*Brief*: Work out how many lines in the data below include "JSON", then reply with that number only.

*The records*:
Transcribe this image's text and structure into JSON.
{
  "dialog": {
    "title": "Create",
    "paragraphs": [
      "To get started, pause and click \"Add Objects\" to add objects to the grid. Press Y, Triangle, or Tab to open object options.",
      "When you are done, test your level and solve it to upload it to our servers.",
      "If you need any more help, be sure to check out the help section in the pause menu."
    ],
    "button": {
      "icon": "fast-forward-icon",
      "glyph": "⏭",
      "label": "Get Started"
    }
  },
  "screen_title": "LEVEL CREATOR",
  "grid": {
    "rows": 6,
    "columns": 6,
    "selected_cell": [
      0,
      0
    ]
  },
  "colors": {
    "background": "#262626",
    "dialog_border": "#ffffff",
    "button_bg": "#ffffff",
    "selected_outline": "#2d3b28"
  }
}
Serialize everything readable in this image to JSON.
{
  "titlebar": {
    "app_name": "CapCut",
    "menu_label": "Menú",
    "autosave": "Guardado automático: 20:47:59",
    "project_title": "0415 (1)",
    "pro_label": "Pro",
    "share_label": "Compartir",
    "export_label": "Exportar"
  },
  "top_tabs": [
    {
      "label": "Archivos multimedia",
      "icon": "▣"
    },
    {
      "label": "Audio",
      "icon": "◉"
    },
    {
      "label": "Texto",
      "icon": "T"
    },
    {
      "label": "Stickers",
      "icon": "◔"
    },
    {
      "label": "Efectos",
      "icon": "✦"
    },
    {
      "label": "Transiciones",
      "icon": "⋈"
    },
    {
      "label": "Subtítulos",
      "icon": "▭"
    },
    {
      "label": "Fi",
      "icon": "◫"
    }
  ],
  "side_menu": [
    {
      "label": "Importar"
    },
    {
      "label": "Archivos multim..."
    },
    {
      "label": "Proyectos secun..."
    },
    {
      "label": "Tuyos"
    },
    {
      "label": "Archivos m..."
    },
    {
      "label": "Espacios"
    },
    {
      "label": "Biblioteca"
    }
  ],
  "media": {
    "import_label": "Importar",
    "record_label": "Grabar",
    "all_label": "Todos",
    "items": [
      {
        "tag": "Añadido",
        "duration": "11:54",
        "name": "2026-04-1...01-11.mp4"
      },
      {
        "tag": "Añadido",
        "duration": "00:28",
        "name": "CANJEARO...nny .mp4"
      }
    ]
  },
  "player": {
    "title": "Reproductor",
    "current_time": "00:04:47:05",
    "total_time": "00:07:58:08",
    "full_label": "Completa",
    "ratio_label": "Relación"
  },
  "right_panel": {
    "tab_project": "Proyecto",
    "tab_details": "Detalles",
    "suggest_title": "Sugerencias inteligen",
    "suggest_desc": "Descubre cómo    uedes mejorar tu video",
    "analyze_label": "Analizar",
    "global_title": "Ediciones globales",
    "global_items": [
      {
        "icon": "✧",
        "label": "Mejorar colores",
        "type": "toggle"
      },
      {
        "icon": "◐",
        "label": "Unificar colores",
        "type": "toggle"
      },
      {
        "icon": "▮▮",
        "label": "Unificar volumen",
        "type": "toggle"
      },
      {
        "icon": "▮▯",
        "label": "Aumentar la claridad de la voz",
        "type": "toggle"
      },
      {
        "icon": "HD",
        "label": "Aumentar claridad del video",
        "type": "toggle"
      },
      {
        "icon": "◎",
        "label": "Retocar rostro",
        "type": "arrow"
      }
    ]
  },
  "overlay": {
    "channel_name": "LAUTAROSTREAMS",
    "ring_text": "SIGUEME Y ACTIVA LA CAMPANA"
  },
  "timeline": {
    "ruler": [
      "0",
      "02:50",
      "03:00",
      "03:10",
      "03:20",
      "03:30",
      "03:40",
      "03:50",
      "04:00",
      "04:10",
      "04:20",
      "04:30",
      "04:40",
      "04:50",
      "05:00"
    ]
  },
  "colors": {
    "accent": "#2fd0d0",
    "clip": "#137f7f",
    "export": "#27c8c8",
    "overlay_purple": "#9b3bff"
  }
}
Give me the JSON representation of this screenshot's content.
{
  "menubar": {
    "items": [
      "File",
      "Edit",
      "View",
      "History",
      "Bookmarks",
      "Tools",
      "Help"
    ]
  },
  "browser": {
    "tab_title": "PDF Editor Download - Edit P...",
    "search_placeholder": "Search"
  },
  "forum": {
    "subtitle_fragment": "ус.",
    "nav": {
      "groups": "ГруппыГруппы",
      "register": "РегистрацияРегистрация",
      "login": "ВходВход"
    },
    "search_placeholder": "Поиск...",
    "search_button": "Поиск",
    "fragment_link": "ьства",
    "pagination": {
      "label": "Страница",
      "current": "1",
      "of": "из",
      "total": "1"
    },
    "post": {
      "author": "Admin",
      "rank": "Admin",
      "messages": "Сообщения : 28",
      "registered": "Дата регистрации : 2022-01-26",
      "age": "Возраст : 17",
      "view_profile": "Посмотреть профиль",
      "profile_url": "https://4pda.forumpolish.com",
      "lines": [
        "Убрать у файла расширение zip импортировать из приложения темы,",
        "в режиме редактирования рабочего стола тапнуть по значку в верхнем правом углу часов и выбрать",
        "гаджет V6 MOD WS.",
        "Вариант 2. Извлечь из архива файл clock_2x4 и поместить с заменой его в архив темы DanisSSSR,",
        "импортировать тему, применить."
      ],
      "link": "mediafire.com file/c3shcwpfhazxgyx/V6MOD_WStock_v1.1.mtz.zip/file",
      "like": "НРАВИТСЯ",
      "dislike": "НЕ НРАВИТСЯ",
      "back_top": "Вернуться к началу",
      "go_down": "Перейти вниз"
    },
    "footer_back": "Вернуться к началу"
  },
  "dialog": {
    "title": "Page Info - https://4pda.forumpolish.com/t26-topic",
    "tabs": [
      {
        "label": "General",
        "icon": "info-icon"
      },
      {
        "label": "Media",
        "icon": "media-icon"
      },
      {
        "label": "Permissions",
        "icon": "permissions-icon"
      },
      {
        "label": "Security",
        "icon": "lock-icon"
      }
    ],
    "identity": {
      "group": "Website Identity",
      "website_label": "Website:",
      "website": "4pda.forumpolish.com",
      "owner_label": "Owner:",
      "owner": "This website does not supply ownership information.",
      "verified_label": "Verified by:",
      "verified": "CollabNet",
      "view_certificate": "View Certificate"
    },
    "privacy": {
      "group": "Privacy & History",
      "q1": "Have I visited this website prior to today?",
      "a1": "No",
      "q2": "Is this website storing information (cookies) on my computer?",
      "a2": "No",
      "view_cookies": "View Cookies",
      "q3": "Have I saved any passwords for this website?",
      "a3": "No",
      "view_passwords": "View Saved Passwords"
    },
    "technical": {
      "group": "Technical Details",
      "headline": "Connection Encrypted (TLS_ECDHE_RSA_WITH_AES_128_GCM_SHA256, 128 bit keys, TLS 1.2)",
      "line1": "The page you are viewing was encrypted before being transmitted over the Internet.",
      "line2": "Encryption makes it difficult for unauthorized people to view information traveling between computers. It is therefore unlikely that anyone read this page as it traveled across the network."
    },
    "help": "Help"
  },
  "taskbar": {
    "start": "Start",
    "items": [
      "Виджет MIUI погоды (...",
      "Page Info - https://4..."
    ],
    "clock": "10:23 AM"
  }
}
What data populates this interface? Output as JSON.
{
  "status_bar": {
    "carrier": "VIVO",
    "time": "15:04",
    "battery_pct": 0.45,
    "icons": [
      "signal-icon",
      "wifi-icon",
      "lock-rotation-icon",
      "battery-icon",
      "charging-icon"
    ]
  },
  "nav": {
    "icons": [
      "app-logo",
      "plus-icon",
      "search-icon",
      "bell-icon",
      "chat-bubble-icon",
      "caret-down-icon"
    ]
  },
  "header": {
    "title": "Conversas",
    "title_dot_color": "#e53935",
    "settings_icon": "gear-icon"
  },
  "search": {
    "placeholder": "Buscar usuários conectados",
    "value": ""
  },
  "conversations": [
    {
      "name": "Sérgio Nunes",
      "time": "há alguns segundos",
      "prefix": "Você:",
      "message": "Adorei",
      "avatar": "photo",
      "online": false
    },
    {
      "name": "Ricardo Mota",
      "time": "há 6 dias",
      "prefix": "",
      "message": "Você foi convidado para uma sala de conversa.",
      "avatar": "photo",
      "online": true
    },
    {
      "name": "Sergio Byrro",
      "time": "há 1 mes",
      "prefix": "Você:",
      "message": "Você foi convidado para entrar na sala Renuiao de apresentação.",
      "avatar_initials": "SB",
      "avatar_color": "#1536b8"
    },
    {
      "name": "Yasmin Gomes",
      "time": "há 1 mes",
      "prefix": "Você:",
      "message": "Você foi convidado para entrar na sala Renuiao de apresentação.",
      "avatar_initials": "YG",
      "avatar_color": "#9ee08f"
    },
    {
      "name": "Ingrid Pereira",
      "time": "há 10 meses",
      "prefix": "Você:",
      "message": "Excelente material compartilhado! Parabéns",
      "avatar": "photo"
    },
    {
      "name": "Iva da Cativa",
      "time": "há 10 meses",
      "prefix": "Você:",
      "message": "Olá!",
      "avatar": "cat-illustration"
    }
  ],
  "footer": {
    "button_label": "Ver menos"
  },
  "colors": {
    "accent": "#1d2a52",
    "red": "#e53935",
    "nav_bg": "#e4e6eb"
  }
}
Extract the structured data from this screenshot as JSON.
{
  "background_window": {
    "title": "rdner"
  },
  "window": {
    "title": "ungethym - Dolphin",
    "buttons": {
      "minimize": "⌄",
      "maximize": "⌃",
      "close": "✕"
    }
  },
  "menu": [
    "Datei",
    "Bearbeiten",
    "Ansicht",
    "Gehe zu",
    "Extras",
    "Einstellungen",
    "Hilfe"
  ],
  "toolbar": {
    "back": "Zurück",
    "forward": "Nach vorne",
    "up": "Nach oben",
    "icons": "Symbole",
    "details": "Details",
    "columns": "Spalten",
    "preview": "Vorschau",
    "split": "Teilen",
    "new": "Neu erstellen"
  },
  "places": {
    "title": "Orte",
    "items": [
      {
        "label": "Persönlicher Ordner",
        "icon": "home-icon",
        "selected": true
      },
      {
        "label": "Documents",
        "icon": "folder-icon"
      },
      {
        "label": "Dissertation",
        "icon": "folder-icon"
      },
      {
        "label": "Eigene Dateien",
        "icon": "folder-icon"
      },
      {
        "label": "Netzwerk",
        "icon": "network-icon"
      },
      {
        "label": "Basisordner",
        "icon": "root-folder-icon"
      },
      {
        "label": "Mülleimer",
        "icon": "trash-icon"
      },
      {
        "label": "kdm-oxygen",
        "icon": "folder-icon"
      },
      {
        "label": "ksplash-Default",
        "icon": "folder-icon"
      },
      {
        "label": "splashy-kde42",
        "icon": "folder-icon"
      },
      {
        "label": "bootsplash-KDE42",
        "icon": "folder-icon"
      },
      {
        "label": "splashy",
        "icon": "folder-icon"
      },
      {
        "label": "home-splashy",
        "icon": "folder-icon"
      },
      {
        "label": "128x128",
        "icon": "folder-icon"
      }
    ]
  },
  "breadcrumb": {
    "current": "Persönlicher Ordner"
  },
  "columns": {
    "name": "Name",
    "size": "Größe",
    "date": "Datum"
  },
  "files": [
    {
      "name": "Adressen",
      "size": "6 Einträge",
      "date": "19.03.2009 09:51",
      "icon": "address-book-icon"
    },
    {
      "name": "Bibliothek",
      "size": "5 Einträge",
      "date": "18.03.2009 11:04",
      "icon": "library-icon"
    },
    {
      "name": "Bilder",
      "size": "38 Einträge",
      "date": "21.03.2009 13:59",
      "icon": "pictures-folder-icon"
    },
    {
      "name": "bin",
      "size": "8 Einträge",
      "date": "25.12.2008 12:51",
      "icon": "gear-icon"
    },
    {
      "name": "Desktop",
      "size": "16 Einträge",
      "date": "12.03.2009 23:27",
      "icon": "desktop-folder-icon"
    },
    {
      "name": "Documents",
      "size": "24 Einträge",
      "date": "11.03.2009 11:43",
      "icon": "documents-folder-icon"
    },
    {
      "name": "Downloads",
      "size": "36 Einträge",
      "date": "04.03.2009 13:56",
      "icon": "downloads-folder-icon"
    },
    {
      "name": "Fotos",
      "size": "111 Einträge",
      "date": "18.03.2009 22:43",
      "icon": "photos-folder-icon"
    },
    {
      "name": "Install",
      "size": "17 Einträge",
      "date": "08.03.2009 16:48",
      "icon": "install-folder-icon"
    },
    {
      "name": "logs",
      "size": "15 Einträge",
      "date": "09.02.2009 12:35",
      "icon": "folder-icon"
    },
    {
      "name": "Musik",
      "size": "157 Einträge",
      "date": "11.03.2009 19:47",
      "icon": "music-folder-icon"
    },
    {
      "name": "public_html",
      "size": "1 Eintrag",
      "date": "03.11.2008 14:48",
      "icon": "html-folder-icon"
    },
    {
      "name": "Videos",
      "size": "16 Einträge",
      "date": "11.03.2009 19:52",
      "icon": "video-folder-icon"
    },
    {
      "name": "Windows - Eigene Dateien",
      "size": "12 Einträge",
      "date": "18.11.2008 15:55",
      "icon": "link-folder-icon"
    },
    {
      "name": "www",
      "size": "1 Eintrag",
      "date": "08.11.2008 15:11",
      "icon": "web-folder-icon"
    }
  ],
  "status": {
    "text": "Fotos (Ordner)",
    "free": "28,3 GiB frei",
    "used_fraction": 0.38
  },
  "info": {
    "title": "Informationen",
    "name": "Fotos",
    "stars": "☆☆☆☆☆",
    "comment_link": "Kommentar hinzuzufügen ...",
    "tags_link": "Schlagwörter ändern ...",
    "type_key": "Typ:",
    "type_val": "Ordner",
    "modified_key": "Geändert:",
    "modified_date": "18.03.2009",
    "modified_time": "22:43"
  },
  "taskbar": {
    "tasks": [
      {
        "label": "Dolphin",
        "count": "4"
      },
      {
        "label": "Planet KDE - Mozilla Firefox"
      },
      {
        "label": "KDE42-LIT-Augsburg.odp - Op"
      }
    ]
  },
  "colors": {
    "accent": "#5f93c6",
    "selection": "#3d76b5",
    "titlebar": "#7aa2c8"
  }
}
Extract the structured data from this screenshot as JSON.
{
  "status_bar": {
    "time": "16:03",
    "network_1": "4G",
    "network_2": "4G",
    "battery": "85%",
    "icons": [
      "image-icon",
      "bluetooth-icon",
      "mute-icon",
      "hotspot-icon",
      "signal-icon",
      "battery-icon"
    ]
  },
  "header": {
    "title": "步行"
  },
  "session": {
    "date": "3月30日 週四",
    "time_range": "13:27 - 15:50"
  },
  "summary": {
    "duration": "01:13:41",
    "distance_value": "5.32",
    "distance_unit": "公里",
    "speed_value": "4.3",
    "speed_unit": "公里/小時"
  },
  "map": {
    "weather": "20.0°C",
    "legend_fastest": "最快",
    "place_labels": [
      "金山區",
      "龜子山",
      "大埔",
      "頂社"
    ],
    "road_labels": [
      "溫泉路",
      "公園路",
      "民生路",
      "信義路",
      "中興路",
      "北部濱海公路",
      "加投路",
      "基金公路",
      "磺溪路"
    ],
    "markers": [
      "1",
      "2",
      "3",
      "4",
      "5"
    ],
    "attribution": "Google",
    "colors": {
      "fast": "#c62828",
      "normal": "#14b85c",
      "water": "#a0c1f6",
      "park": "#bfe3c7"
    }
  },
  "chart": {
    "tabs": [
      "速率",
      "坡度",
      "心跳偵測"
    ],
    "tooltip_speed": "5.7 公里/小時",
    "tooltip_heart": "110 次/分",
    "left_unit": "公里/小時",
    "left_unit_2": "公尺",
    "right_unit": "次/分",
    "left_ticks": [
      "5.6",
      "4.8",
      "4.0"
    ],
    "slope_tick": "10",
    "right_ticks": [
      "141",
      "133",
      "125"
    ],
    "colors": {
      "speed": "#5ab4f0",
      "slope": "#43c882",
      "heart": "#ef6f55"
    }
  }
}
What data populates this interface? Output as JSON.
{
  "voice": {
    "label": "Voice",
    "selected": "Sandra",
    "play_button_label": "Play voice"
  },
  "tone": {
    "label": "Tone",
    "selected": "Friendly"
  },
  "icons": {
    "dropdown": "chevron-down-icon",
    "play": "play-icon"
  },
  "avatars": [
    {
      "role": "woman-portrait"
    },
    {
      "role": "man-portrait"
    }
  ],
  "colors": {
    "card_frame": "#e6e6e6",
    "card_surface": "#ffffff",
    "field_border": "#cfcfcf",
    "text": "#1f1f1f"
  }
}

*Answer box*: 7